1567 – The Casket Letters were found on Mary, Queen of Scots. The letters would implicate Mary and the Earl of Bothwell in the murder of Mary’s second husband, Lord Darnley. The Earl of Bothwell would be Mary’s 3rd husband.
1685 – James Scott, Duke of Monmouth, starts a rebellion in England against his uncle, new King James II and VII. Monmouth was the eldest illegitimate son of Charles II and as a Protestant, he was bent on the deposition of his uncle, and having himself installed as King. The younger James was apprehended and later executed for treason.
1389 – John of Lancaster is born in England to the future Henry IV and Mary de Bohun. He would serve in the military under his brother, Henry V, then later acted as regent for his infant nephew, Henry VI. He continued the Hundred Years War with France, even having their symbolic leader, Joan of Arc, executed. And he would also arrange his nephew’s coronation as King of France. He would pass away at age 46 while in Rouen, France.
1632 – The future Sigismund III Vasa is born. Swedish by birth, he was elected to be King of the Polish-Lithuanian Commonwealth in 1587, which sparked the War of Polish Succession, where Sigismund was the victor. From 1592 until 1599, he was also the King of Sweden, but could not hold both territories. He ruled Poland until his death. His reign is looked on positively, and with his death, ended the Golden Age of the Commonwealth.

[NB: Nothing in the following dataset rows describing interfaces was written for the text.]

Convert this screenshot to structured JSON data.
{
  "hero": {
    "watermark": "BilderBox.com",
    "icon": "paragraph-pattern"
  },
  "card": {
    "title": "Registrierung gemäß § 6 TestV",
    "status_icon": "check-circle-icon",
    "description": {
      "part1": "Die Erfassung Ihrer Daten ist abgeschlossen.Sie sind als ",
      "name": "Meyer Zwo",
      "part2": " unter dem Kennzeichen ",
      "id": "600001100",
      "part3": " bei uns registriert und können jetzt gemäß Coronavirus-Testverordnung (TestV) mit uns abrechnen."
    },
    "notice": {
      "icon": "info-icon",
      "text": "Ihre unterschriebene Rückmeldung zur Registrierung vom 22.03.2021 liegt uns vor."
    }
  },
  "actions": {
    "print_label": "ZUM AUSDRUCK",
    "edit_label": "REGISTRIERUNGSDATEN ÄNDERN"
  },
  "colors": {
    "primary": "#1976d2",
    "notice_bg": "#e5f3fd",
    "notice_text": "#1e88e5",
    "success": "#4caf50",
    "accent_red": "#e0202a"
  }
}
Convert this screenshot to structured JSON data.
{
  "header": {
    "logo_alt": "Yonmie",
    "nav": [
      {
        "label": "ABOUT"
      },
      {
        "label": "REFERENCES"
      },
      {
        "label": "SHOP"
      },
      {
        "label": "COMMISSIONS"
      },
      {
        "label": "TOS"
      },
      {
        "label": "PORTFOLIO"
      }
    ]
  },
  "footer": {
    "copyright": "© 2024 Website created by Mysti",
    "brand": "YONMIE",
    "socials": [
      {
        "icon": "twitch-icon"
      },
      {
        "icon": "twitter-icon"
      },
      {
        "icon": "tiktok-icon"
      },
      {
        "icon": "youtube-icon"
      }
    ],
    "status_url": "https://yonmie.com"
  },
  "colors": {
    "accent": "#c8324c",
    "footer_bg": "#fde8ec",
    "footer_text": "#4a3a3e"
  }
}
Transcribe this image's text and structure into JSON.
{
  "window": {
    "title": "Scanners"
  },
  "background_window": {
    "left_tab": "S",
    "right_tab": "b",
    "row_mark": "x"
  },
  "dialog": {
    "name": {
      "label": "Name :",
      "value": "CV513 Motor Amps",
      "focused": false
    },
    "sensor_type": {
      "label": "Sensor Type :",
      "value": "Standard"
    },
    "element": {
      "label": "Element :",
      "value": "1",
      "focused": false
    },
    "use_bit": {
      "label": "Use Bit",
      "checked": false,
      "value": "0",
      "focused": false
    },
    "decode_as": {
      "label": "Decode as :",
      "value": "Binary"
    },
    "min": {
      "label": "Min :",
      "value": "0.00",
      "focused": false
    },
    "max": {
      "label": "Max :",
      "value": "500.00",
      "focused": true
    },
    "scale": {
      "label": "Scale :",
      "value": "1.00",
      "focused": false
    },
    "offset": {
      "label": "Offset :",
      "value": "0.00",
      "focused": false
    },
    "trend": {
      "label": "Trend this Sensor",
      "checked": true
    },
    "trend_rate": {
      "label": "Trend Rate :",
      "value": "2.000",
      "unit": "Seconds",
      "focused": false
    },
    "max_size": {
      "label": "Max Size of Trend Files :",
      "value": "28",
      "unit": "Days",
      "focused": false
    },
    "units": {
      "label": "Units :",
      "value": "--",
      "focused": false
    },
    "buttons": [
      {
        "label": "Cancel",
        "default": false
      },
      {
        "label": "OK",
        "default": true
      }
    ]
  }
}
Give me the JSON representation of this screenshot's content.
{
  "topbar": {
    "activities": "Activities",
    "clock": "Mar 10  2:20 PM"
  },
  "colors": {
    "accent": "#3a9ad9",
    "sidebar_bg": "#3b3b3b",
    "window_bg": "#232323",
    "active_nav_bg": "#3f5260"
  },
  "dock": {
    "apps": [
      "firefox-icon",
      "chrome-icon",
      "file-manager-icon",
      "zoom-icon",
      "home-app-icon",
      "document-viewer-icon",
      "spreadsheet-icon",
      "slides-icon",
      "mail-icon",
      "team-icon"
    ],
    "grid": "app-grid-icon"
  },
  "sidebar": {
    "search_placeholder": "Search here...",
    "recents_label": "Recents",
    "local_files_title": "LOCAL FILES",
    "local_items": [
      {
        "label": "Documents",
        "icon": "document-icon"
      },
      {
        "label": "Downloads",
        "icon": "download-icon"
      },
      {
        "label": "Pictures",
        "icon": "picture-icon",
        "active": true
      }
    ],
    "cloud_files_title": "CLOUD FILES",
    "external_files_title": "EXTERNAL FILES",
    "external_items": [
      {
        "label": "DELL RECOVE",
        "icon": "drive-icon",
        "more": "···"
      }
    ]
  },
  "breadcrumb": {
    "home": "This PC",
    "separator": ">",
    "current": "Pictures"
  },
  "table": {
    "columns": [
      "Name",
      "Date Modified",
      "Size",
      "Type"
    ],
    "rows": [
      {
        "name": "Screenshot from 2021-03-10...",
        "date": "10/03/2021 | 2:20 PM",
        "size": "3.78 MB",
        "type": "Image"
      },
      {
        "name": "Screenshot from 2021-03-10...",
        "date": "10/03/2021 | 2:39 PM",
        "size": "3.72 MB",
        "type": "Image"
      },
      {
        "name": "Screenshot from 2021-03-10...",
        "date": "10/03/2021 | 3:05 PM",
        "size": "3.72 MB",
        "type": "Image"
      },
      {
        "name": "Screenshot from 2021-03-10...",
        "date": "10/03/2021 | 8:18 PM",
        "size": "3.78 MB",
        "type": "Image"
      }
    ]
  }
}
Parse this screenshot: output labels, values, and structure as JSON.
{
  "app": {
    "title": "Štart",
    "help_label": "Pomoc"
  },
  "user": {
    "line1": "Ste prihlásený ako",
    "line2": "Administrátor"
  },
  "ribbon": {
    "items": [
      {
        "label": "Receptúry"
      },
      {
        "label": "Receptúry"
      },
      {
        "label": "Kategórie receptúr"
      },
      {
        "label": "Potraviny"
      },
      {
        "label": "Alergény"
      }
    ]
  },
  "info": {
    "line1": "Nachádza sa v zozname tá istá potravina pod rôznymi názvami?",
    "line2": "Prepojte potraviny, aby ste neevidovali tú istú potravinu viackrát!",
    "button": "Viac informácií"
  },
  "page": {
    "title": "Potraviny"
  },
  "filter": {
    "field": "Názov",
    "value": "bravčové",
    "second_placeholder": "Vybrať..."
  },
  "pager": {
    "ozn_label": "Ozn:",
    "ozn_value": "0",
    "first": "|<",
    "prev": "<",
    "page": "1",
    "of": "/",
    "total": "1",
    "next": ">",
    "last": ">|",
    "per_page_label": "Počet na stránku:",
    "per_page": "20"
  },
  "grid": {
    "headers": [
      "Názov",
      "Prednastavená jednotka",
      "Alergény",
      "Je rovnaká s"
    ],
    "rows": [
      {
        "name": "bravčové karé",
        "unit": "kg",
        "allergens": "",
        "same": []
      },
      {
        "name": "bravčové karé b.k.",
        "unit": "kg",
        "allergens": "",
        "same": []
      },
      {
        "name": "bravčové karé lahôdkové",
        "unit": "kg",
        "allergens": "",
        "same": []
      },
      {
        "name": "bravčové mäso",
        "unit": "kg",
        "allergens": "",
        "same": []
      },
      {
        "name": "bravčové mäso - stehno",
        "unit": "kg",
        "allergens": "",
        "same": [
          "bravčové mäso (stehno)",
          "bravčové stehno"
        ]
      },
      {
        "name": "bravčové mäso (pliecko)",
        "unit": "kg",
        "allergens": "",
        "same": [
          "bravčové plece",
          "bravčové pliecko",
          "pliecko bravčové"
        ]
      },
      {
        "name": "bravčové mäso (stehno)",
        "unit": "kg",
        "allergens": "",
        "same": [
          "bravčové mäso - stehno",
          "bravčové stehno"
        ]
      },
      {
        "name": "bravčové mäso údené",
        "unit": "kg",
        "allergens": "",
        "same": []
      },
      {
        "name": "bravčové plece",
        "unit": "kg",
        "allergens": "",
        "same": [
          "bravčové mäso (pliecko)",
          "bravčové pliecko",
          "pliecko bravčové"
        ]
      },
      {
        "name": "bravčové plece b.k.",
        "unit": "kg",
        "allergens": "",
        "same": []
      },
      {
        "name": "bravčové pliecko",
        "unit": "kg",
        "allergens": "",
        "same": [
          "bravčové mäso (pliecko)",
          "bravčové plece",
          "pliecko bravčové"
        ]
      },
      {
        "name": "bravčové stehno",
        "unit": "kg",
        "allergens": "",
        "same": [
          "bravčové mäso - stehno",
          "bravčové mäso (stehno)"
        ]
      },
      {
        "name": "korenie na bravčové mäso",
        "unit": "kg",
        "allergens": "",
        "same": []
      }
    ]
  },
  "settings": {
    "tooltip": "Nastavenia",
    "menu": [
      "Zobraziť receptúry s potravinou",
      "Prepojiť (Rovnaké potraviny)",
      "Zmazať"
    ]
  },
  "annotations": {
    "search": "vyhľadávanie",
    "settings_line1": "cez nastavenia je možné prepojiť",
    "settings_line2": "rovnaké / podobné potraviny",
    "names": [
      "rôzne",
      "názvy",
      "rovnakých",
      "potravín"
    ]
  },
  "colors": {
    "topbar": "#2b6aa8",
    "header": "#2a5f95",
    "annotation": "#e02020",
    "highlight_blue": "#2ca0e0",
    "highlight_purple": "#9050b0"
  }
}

1605 – Sixteen year old Feodor II of Russia is found dead in his apartments. He was the son of Boris Godunov, and he and his father both ruled Russia during the “Time of Troubles” when the succession was in dispute. While the autopsy stated he died from poisoning, there were reports that he was murdered by agents of another claimant to the throne.
1837 – King William IV of the United Kingdom died at age 71. He had only been king since 1830, after the death of his elder brother, George IV. Like the other British Hanoverian kings, he was also ruler of the German province of Hanover, which he never visited as King. He had spent time in his youth in the Royal Navy, and later was active in the House of Lords. He enacted several reforms during his short reign, including restrictions on child labor, the abolition of slavery in the majority of the colonies, and gave Hanover a constitution. Although he had several illegitimate children, he had none with his wife, Queen Adelaide, when he passed. So the Crown of Britain went to his niece, Princess Alexandrina Victoria of Kent, now Queen Victoria. Hanover observed Salic law, so his brother, Ernest Augustus, became King there.
Have a great day!